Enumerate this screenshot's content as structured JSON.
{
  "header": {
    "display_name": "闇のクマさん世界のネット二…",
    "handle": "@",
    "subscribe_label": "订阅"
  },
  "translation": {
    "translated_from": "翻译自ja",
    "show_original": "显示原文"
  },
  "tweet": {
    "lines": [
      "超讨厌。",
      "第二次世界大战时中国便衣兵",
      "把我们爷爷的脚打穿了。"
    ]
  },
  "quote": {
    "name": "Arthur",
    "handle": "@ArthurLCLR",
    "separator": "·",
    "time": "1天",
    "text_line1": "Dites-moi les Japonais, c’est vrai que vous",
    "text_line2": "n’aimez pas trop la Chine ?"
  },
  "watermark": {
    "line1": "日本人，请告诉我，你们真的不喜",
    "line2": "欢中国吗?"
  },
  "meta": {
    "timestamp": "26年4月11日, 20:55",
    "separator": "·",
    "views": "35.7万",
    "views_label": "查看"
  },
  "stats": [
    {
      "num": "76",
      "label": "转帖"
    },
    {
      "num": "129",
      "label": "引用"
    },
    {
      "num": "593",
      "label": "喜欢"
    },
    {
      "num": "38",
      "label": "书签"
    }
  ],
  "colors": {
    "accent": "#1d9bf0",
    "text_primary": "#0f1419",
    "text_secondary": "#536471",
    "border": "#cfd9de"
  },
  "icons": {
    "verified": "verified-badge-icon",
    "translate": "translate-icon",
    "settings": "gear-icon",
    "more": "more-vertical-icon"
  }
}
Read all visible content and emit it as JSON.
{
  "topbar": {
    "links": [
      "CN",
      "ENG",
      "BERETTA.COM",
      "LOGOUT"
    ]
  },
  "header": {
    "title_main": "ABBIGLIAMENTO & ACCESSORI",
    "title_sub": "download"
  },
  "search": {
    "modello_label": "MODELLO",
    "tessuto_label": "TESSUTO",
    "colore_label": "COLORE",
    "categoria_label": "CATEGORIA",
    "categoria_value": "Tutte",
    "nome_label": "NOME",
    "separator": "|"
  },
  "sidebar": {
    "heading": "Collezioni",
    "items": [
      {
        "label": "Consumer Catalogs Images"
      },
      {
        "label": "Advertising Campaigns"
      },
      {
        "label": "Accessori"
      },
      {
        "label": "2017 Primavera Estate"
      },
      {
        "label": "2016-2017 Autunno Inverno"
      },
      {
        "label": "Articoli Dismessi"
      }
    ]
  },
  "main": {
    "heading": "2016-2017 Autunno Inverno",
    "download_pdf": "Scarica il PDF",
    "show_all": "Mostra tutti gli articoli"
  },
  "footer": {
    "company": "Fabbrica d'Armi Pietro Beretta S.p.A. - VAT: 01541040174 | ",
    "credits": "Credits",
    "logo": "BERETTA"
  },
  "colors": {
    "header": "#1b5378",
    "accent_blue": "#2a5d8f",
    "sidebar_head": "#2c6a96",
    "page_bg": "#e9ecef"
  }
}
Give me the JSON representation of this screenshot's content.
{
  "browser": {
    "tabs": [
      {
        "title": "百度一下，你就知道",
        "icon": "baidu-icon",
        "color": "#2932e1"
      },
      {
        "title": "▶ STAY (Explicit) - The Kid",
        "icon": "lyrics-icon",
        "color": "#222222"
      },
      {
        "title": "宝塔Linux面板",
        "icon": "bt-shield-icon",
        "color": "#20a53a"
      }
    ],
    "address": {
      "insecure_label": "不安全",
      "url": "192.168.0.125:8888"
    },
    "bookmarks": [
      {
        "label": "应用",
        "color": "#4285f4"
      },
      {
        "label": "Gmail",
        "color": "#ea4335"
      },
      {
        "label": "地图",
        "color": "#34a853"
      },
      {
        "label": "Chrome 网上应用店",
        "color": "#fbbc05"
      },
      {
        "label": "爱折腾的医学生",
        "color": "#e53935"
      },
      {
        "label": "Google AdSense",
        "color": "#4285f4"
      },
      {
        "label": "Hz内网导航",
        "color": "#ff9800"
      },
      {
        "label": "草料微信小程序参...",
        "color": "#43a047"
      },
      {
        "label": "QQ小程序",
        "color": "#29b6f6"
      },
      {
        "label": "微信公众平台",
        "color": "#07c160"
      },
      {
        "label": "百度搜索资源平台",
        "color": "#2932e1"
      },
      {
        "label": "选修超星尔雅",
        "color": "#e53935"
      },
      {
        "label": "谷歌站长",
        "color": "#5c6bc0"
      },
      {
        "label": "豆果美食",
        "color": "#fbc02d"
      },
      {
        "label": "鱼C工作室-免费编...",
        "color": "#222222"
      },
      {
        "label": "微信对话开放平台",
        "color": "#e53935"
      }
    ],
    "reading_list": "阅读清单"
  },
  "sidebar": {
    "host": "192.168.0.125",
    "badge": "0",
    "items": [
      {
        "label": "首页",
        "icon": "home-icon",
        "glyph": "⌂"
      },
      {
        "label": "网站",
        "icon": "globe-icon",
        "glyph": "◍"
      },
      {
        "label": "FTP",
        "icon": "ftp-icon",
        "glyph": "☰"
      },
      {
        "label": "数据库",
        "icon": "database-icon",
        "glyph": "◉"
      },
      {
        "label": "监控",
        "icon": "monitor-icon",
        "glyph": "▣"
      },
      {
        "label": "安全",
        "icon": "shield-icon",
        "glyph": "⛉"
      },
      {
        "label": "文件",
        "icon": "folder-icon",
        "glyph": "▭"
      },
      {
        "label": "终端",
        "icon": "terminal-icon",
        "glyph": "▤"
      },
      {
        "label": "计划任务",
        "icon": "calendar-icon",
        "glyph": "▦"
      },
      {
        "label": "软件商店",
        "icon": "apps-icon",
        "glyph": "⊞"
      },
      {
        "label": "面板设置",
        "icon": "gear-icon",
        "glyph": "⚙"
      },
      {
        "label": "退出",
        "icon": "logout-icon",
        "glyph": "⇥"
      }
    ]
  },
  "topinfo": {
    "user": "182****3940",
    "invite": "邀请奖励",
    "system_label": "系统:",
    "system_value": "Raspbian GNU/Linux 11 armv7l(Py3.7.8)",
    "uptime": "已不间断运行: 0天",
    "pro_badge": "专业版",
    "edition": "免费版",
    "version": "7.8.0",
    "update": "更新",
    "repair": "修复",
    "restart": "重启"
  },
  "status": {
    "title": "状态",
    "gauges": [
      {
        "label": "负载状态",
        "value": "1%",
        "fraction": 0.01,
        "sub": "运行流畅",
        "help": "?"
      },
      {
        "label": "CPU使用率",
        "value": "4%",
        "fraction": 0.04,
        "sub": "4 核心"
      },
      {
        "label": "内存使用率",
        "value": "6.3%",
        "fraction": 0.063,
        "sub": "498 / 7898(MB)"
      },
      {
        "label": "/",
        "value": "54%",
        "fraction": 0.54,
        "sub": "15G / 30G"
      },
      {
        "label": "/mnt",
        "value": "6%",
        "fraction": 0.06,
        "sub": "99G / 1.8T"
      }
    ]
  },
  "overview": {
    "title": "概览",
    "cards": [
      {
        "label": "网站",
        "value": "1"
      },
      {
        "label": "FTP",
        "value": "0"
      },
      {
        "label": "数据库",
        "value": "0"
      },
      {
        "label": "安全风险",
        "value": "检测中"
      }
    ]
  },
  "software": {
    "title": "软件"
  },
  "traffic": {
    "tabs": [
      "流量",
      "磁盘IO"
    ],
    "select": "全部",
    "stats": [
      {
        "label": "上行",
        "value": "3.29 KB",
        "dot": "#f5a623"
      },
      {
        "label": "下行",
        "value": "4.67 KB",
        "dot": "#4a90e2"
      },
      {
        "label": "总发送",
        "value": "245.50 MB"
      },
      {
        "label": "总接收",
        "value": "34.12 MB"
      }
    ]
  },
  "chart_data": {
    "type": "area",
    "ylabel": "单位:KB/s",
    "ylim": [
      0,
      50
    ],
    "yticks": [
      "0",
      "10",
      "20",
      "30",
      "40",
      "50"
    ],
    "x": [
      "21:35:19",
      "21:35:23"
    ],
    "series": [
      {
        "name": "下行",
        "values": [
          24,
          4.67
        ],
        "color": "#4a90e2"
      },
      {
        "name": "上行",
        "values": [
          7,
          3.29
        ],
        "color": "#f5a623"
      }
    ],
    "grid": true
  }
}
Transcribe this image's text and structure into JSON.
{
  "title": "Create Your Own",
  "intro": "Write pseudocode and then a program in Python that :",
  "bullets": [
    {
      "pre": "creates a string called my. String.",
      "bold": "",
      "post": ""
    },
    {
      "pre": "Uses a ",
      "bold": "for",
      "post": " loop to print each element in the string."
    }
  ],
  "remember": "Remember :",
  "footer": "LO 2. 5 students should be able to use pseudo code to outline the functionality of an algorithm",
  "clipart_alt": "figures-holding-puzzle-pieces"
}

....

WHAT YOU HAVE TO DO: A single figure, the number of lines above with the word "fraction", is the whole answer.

EXPECTED OUTPUT: 5